  • R. T. France. Divine Government: God’s Kingship in the Gospel of Mark. London: SPCK, 1990.
  • Werner H. Kelber. The Kingdom in Mark: A New Place and a New Time. Philadelphia: Fortress, 1974.
  • Walter Klaassen. Armageddon and the Peaceable Kingdom. Scottdale, PA: Herald Press, 1999.
  • Donald B. Kraybill. The Upside-Down Kingdom. Scottdale, PA: Herald Press, 1978.
  • George Eldon Ladd. Jesus and the Kingdom: The Eschatology of Biblical Realism. New York: Harper & Row, 1964.
  • Norman Perrin. Jesus and the Language of the Kingdom. Philadelphia: Fortress, 1976.
  • Howard Snyder. Models of the Kingdom.

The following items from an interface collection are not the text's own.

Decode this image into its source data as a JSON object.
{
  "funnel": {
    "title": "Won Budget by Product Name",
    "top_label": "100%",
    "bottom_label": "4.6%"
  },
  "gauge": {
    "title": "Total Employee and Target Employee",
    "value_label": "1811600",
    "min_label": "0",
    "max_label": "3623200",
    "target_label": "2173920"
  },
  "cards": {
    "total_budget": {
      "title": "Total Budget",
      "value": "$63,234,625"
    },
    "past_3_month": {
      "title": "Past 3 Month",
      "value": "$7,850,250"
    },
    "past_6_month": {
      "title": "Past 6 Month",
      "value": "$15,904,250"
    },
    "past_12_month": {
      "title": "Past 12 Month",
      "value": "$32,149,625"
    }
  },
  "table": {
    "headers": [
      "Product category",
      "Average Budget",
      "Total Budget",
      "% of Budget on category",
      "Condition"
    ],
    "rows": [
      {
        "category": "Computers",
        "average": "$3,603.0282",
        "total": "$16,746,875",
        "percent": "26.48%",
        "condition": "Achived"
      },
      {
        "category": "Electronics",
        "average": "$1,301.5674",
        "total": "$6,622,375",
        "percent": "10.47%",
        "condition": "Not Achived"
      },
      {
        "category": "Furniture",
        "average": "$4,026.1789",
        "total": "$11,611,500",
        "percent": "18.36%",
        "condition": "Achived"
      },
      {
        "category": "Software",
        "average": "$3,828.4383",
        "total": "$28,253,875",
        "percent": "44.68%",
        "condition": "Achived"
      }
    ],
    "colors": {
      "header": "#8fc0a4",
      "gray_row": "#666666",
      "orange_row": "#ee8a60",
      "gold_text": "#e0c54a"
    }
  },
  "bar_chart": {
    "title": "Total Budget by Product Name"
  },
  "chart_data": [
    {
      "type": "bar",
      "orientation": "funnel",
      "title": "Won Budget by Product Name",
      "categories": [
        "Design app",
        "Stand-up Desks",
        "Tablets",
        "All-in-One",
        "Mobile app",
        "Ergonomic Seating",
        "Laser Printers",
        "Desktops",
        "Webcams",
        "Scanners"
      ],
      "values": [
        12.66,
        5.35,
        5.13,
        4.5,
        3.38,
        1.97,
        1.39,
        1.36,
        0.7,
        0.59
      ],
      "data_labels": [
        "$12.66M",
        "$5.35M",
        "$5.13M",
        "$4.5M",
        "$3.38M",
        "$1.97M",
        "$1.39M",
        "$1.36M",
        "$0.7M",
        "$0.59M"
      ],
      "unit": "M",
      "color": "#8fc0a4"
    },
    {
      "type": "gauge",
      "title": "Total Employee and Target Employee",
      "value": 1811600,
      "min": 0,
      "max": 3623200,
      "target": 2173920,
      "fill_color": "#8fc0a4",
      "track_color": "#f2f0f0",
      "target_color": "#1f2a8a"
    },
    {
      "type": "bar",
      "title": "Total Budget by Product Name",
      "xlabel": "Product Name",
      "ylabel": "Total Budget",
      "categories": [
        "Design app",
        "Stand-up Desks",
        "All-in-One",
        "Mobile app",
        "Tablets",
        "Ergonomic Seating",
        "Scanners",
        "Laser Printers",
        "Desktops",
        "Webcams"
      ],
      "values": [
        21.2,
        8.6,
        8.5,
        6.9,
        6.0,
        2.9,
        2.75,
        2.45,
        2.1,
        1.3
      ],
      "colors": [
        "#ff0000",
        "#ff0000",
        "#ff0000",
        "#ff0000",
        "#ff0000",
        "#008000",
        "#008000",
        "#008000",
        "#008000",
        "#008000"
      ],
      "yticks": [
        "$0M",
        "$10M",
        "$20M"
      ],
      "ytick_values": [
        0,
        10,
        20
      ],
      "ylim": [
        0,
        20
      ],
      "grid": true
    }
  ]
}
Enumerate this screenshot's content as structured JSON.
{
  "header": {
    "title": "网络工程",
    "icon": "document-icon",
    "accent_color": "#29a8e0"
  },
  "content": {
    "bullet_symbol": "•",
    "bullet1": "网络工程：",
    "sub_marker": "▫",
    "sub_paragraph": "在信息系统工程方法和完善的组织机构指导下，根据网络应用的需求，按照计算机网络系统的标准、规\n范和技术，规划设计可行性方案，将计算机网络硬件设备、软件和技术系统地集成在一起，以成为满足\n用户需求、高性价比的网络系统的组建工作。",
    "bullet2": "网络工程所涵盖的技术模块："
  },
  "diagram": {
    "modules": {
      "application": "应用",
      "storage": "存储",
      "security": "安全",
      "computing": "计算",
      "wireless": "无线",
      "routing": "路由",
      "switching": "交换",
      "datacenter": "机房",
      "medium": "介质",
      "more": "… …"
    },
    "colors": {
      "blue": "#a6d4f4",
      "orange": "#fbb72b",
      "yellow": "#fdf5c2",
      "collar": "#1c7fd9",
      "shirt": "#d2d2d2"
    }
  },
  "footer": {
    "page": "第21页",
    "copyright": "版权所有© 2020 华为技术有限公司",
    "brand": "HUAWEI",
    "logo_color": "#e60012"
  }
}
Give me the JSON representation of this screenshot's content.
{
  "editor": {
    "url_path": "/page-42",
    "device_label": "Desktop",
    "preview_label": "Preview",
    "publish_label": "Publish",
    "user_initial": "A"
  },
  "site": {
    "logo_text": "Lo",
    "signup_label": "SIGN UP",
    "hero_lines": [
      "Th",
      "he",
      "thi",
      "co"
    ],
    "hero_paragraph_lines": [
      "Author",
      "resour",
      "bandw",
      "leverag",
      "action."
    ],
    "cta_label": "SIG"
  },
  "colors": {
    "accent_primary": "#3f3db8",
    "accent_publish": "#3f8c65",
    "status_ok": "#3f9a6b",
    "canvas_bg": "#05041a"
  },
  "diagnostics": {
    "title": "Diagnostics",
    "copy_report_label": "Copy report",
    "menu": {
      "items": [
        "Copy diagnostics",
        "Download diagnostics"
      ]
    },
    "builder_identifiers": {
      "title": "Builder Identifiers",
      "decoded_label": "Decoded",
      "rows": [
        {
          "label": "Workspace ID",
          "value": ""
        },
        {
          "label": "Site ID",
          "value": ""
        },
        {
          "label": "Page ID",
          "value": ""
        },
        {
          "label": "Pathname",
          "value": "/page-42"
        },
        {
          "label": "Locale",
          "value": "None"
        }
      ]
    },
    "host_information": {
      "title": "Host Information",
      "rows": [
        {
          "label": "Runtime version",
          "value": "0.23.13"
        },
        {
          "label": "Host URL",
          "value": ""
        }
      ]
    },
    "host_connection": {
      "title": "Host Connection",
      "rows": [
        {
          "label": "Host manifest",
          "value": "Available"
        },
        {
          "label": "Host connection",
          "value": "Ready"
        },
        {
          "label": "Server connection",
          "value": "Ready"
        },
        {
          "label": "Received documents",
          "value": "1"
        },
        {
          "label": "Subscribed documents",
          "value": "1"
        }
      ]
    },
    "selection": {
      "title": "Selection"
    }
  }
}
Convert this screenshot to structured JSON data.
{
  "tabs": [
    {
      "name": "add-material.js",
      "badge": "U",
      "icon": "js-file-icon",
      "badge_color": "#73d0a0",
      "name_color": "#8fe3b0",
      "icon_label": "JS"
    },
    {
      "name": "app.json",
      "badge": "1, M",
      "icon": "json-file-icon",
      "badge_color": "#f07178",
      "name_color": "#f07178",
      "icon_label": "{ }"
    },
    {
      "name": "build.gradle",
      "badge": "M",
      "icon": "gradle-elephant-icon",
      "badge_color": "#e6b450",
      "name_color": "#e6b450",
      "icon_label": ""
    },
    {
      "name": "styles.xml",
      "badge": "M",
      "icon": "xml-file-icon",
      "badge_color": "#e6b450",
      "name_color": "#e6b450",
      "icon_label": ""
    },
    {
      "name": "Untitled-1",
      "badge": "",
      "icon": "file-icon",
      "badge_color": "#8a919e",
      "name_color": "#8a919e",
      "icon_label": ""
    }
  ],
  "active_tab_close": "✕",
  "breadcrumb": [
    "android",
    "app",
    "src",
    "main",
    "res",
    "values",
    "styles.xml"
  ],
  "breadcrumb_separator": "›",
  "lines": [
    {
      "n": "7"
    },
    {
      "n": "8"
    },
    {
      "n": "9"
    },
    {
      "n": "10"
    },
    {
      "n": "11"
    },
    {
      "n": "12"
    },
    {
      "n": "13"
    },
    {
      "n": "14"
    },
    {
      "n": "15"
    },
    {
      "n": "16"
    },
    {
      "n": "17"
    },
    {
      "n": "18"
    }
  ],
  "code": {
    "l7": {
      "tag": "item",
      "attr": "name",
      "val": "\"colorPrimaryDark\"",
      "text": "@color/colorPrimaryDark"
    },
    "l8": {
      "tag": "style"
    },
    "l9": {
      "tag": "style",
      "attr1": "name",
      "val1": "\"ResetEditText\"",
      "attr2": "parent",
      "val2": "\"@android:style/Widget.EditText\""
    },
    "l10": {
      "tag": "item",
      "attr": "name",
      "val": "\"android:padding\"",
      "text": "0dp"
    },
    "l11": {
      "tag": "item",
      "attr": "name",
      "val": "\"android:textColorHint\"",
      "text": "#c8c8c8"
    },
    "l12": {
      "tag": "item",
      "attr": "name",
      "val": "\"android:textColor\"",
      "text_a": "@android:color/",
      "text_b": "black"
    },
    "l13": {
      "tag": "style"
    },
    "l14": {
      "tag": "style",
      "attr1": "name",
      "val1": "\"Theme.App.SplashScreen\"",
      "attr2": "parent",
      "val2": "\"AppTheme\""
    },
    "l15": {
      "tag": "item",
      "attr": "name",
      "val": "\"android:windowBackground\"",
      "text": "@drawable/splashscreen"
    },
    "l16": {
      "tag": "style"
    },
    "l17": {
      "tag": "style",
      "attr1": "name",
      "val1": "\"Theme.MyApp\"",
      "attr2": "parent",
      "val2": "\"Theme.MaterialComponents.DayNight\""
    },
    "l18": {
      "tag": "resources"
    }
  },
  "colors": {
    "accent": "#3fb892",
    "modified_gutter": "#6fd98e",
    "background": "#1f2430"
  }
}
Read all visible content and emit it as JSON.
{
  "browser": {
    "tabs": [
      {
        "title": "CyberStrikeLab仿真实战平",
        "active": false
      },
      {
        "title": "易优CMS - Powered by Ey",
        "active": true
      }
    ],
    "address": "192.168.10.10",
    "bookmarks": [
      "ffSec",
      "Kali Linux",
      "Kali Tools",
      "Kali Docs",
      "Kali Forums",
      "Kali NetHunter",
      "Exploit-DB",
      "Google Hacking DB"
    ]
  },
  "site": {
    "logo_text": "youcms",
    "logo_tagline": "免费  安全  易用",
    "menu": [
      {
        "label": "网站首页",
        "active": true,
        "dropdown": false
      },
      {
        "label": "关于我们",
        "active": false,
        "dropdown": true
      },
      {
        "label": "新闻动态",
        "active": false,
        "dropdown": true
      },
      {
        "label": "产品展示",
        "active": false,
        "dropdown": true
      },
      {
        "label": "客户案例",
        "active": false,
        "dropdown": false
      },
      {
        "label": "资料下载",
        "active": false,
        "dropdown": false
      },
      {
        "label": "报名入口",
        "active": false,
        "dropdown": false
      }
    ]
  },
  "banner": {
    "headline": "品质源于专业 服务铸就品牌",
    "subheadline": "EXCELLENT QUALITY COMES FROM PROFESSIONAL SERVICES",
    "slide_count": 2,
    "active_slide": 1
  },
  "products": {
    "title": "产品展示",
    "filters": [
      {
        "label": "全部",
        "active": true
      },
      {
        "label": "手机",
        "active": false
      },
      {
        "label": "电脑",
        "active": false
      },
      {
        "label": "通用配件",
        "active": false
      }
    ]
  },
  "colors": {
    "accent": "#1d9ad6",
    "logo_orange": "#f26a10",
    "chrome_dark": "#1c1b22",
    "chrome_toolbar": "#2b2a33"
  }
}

Nashville: Abingdon, 1991.
Timothy J. Geddert